◆ Exercise description
Report the number of lines holding "name" in the material below, and nothing more.

[Provided entries]

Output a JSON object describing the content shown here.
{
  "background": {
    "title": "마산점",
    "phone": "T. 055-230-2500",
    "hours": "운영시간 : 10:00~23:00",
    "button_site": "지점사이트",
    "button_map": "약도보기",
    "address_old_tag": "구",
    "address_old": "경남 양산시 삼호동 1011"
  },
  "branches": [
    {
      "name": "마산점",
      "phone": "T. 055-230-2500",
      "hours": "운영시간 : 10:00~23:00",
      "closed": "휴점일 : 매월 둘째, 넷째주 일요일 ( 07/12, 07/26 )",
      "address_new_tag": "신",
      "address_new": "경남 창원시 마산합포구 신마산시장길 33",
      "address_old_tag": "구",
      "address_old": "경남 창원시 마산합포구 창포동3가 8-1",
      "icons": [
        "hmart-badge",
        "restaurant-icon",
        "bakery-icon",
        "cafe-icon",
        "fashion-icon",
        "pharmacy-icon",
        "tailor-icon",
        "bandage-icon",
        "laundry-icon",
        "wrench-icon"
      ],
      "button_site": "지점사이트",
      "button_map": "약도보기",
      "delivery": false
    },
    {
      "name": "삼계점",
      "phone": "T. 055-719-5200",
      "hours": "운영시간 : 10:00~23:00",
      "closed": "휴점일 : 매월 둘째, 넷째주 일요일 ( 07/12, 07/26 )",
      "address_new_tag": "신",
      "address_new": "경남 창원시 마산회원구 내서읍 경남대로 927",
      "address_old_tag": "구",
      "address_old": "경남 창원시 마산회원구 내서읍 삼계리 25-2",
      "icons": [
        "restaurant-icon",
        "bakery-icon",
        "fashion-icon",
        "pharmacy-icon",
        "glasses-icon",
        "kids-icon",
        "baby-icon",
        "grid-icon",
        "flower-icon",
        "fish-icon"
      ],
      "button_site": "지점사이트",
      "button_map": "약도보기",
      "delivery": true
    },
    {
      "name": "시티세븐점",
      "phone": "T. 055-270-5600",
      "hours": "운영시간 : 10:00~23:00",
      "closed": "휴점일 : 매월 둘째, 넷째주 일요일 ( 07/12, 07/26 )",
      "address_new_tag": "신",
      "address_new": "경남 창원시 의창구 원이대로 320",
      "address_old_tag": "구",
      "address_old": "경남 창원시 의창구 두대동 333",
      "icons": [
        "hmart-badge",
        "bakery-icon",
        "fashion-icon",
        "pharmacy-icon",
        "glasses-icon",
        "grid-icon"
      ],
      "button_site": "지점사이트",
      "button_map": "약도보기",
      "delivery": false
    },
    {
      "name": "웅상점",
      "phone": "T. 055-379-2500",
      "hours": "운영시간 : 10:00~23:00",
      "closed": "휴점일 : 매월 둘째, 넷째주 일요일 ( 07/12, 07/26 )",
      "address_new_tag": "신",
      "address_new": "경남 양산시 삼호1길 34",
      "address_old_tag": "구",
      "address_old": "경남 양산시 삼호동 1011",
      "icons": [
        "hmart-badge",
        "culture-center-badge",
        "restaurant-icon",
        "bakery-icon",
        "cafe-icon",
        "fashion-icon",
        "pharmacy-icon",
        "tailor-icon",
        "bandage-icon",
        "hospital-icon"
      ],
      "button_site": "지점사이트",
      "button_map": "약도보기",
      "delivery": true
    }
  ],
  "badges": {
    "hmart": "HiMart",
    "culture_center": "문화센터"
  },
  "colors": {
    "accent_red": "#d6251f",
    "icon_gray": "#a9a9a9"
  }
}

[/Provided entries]

◆ Response box
4